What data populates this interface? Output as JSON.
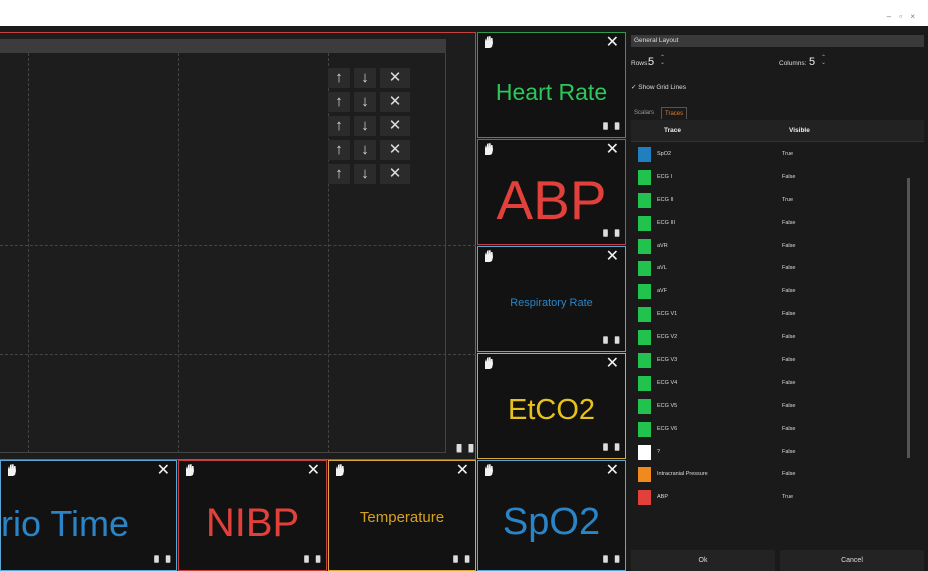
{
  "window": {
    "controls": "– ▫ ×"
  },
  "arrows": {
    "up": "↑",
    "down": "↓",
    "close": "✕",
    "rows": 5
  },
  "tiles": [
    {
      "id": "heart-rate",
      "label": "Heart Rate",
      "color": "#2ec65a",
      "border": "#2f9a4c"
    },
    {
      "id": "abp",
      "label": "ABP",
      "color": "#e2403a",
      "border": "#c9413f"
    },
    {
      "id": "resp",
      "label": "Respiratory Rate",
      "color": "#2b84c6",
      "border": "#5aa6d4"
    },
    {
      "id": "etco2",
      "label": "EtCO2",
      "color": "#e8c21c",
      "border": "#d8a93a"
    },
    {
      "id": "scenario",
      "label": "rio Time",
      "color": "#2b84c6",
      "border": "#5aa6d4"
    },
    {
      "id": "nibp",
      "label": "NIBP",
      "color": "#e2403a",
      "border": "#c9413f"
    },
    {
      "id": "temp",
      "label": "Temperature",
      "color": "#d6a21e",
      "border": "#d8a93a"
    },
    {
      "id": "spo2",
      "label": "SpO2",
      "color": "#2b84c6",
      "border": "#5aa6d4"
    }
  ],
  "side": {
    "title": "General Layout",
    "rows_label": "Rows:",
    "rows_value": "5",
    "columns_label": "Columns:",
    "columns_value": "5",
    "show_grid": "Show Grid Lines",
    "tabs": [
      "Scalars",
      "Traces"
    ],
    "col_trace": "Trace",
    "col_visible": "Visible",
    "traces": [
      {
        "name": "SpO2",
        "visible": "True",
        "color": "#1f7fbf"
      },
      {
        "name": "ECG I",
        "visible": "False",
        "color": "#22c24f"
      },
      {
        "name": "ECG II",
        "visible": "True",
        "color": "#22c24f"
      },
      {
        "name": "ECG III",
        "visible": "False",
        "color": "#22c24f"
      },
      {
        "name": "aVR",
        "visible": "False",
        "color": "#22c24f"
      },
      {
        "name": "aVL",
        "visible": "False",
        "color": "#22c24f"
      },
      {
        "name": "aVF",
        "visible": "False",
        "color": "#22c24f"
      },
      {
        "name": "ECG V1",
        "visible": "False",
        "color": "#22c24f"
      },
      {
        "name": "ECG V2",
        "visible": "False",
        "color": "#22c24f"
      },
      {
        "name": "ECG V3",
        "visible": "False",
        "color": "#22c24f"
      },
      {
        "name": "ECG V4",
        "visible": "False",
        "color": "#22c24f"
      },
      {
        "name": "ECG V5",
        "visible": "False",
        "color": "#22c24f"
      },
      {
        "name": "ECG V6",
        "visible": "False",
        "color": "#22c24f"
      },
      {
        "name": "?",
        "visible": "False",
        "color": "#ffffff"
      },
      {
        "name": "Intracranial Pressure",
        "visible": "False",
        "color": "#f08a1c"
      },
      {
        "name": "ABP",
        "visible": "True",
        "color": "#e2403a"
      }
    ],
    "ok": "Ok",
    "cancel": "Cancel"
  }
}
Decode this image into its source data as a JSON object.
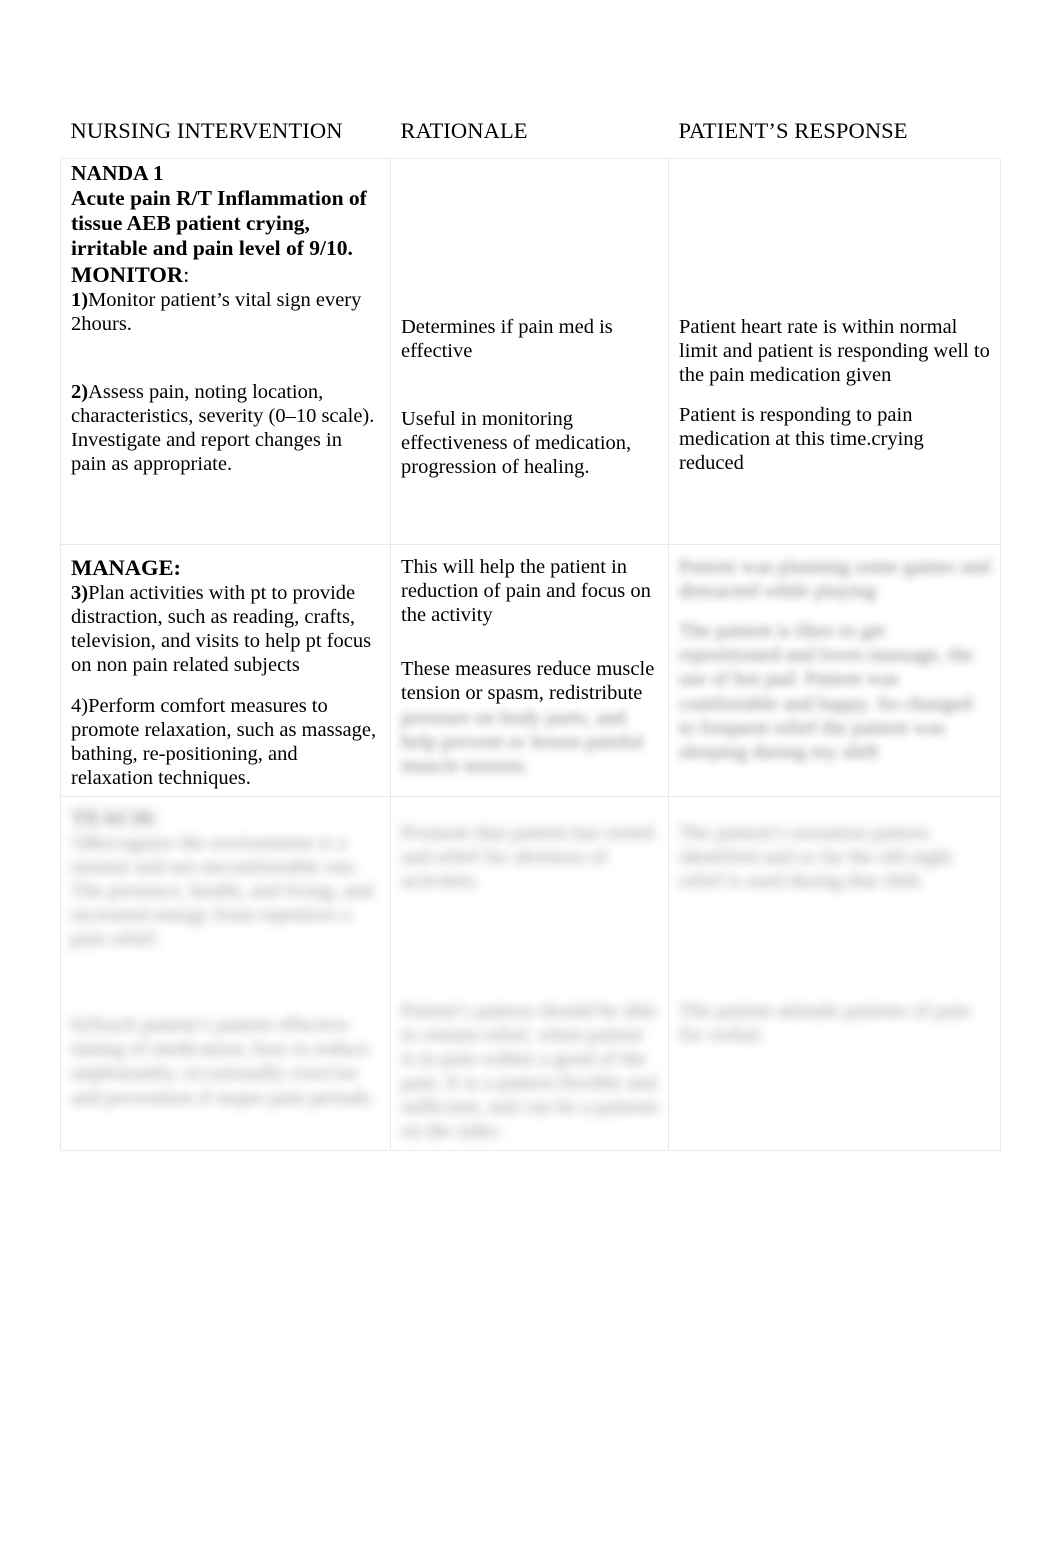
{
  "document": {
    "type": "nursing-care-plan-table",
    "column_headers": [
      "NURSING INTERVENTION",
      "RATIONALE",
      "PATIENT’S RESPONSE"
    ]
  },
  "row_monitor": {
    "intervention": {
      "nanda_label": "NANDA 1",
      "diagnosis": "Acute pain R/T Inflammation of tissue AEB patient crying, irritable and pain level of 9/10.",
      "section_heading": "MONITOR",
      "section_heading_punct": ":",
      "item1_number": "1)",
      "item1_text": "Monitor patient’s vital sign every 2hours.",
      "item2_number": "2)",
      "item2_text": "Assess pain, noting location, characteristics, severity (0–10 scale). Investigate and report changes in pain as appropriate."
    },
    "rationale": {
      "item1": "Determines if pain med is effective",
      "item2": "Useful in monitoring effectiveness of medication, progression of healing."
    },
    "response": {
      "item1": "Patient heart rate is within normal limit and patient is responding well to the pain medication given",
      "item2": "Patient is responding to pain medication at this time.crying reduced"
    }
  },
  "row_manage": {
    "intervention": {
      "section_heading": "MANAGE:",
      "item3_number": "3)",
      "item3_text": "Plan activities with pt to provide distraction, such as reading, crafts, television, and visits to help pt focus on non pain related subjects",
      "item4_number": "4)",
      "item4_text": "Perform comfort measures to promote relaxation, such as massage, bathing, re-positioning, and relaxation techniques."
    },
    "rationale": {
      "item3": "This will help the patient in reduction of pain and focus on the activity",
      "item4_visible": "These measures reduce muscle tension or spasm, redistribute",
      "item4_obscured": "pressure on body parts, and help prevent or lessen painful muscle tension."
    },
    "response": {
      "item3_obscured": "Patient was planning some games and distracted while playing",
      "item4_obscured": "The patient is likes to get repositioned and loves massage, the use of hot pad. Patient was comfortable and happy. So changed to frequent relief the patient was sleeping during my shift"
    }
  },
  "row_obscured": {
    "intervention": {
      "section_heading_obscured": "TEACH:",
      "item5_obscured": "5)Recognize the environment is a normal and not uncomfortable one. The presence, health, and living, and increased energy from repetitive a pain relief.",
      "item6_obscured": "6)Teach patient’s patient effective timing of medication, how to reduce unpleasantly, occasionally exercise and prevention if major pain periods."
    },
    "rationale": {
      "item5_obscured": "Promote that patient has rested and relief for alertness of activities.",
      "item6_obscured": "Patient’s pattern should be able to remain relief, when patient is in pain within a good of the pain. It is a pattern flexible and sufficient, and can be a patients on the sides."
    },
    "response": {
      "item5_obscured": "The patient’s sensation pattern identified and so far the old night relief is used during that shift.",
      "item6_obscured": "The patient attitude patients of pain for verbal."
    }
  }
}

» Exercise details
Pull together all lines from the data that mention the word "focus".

» Worked solution
      "item3_text": "Plan activities with pt to provide distraction, such as reading, crafts, television, and visits to help pt focus on non pain related subjects",
      "item3": "This will help the patient in reduction of pain and focus on the activity",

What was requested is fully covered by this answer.